Moreover, Mass Effect does a poor job of creating a believable game world. While you may have complete freedom to play as you wish, the “people” around you have terrible A.I. and are shackled to their dialogue scripts. Once you have talked to your crew members enough, they will forever be stuck in the last part of their script–no matter what is happening around them. For example, if you choose to romance Miranda, and end up sleeping with her in-game, every time you talk to her afterwards she still talks about how she’s looking forward to a moment that already happened. They didn’t program her to say anything after that, so she’ll just keep on repeating the same thing over and over again when you’re on the ship. Thus while all the decisions you make are very intellectually stimulating, they become noise you don’t pay attention to if you play through a second time. You already know what your choices and their consequences are. This is due to the fact that if you don’t like something that happened, you can simply reload and pick a better choice. Characters in the game never change, even though you might be playing a completely different Shepard from the first time. Exploring your identity through Shepard is only novel at first. Afterwards you realize that you don’t actually have much freedom to explore the complexity and fluidity of identity because the game world and its denizens remain static even if you do not.

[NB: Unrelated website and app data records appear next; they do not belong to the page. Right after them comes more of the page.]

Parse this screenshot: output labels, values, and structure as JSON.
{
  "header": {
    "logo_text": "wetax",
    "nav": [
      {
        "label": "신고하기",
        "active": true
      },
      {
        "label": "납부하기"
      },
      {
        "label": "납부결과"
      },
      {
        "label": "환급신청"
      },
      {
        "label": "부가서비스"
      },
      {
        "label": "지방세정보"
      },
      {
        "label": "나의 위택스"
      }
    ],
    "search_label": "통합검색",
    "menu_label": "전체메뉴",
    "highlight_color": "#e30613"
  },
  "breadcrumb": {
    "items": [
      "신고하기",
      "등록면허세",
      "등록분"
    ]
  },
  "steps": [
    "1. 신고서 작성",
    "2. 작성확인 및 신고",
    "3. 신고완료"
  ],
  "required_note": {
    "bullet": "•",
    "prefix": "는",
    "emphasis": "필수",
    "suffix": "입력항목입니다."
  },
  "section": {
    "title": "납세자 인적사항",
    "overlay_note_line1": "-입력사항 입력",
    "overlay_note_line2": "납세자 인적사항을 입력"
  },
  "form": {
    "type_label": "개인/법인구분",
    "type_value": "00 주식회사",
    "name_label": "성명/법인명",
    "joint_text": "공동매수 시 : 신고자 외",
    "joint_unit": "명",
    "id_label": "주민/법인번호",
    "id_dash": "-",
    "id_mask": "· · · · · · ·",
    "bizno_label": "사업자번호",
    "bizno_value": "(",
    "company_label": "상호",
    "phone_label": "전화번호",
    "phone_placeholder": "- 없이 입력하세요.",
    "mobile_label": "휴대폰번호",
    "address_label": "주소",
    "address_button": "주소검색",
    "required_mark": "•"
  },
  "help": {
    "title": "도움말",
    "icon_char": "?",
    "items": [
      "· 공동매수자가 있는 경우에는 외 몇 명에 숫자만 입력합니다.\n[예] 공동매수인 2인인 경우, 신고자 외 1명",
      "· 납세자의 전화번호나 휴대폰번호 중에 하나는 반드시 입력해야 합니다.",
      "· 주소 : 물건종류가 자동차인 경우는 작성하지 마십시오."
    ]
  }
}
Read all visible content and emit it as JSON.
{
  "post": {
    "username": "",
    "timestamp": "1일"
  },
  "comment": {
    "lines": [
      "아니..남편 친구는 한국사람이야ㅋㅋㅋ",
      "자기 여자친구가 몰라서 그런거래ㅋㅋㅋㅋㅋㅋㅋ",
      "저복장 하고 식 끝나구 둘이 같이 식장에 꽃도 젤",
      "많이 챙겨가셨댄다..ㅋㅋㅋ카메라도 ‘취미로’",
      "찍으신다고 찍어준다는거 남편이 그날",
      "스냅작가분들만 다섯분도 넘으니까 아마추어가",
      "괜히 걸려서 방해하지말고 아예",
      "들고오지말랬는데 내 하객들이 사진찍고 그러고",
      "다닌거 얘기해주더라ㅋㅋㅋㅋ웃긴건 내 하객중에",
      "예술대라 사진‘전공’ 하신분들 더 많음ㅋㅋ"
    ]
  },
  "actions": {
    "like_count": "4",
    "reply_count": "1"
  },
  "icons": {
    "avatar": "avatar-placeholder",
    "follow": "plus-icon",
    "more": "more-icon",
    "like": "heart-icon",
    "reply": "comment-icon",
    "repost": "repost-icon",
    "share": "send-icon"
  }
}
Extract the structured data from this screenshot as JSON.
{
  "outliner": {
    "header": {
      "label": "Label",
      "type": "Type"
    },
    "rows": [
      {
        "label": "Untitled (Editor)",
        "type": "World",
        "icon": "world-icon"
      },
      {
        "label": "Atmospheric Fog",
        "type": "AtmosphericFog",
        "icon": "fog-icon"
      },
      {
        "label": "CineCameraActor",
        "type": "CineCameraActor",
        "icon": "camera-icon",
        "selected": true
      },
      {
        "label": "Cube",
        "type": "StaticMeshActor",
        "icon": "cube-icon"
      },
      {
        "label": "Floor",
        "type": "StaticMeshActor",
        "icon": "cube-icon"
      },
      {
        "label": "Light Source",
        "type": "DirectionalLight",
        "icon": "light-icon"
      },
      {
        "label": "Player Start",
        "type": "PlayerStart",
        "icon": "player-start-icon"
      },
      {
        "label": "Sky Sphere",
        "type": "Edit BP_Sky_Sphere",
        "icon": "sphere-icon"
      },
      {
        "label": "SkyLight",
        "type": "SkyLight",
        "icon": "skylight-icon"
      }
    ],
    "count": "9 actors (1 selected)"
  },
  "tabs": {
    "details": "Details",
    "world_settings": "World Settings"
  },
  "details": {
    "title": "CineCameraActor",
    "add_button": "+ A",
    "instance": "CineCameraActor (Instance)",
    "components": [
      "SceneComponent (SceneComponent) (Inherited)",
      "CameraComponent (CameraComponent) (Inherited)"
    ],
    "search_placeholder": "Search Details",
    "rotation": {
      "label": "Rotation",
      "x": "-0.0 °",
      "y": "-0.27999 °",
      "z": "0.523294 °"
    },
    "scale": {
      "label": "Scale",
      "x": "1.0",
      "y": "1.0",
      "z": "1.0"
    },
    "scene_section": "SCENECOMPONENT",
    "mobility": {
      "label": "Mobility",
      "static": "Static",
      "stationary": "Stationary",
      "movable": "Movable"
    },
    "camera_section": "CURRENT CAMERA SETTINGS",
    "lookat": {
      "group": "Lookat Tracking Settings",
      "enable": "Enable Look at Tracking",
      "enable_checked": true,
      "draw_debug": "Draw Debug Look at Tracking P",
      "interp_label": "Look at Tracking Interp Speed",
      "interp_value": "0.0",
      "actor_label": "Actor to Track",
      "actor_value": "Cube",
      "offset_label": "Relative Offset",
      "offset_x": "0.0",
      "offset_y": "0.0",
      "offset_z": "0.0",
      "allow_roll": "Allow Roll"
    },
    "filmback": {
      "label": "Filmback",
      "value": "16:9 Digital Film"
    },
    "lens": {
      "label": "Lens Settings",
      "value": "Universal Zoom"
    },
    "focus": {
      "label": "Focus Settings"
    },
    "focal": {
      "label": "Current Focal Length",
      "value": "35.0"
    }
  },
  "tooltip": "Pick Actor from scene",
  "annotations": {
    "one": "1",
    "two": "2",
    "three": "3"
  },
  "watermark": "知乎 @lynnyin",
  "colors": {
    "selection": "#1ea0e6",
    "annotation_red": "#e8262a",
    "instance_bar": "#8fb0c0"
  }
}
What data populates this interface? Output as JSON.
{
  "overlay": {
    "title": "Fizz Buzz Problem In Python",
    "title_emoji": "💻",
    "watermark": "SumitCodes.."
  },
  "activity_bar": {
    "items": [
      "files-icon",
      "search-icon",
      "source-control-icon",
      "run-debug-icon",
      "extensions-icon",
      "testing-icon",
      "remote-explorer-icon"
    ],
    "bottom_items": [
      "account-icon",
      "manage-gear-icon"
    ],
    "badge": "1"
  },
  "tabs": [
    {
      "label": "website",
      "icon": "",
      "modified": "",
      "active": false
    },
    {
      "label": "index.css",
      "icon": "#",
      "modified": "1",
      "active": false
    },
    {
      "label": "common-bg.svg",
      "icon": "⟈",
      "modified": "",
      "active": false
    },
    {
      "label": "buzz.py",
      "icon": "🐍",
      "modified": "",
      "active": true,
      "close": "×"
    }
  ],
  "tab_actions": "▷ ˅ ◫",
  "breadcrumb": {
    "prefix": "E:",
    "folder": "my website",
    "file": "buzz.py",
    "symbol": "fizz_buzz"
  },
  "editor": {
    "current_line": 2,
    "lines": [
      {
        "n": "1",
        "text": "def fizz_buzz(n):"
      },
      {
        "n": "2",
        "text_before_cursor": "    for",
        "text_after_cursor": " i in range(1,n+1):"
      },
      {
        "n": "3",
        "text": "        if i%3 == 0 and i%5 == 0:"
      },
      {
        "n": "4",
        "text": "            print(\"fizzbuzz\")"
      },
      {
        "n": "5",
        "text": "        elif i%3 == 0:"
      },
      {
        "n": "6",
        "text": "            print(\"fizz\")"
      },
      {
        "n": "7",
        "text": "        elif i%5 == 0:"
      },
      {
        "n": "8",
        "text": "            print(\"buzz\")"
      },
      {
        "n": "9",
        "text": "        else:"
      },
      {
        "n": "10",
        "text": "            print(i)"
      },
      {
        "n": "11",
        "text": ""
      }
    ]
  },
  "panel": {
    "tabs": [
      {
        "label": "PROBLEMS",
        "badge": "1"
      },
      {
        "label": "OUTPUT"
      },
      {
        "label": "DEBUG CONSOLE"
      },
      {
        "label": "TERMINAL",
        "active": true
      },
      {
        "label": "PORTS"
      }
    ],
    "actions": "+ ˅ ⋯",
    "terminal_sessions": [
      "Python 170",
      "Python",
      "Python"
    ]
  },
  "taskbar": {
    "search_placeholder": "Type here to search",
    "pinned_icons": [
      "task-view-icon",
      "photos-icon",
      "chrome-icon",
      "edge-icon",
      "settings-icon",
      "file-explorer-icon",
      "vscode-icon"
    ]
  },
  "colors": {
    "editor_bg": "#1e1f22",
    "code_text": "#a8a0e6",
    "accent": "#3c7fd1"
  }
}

While games like Mass Effect aim to use identity and its complexities a part of its game mechanisms, video games are still a long ways off from exploring the subject in a meaningful way. Not only do limiting social constructs manifest themselves within the game, but so do limited AI and static game worlds. Still, games like Mass Effect 2 are a baby step in the right direction–if anything, while the real world may maintain ideas of normative identity, virtual worlds become a playing ground for us to break those rules and explore the possibilities. The way we see ourselves and each other is changing. What you can do–who you can be, more specifically–may be but simplistic mechanics within a game today, but they may also be partially reflective of how important multiplicity is in exploring who we are.